-- DATA FOR THIS TASK --
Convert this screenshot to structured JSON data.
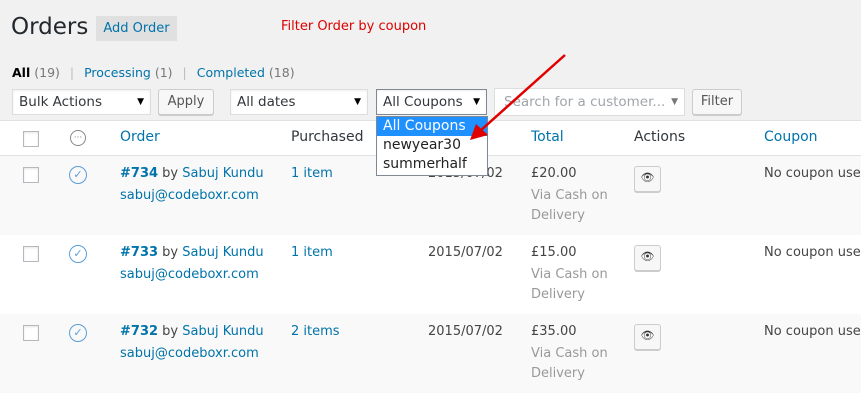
{
  "header": {
    "title": "Orders",
    "add_button": "Add Order",
    "annotation": "Filter Order by coupon"
  },
  "views": [
    {
      "label": "All",
      "count": "(19)",
      "current": true
    },
    {
      "label": "Processing",
      "count": "(1)",
      "current": false
    },
    {
      "label": "Completed",
      "count": "(18)",
      "current": false
    }
  ],
  "toolbar": {
    "bulk_actions": "Bulk Actions",
    "apply": "Apply",
    "dates": "All dates",
    "coupons": "All Coupons",
    "customer_placeholder": "Search for a customer...",
    "filter": "Filter"
  },
  "coupon_dropdown": {
    "options": [
      "All Coupons",
      "newyear30",
      "summerhalf"
    ],
    "selected_index": 0
  },
  "columns": {
    "order": "Order",
    "purchased": "Purchased",
    "total": "Total",
    "actions": "Actions",
    "coupon": "Coupon"
  },
  "rows": [
    {
      "order": "#734",
      "by": "by",
      "customer": "Sabuj Kundu",
      "email": "sabuj@codeboxr.com",
      "purchased": "1 item",
      "date": "2015/07/02",
      "total": "£20.00",
      "via1": "Via Cash on",
      "via2": "Delivery",
      "coupon": "No coupon used"
    },
    {
      "order": "#733",
      "by": "by",
      "customer": "Sabuj Kundu",
      "email": "sabuj@codeboxr.com",
      "purchased": "1 item",
      "date": "2015/07/02",
      "total": "£15.00",
      "via1": "Via Cash on",
      "via2": "Delivery",
      "coupon": "No coupon used"
    },
    {
      "order": "#732",
      "by": "by",
      "customer": "Sabuj Kundu",
      "email": "sabuj@codeboxr.com",
      "purchased": "2 items",
      "date": "2015/07/02",
      "total": "£35.00",
      "via1": "Via Cash on",
      "via2": "Delivery",
      "coupon": "No coupon used"
    }
  ],
  "icons": {
    "status_header": "status-dots-icon",
    "status_row": "processing-check-icon",
    "action": "eye-icon"
  },
  "colors": {
    "link": "#0073aa",
    "annotation": "#dd0000",
    "arrow": "#e00000",
    "dropdown_selected": "#1e90ff"
  }
}
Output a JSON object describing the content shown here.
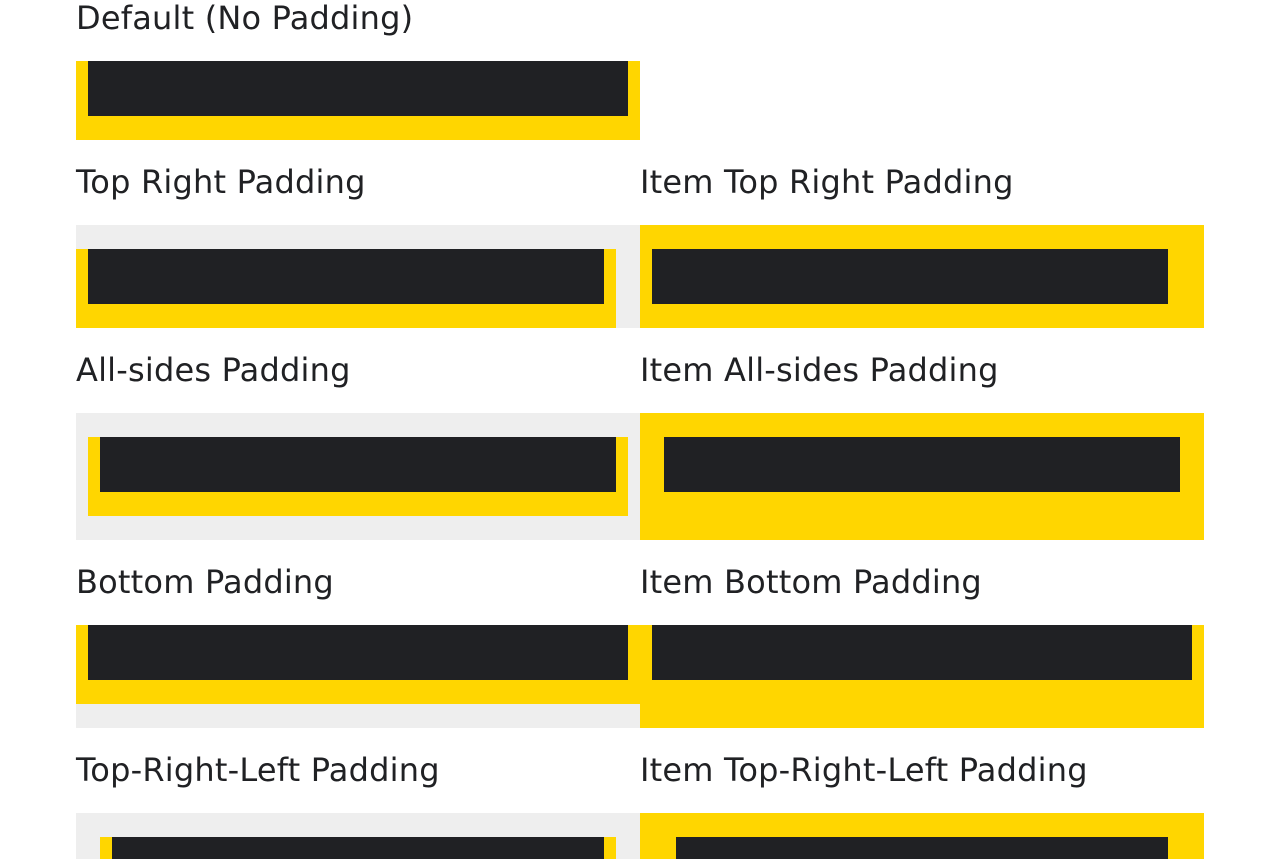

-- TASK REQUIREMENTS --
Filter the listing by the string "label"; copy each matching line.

-- EXPECTED OUTPUT --
      "label": "All",
      "label": "Processing",
      "label": "Completed",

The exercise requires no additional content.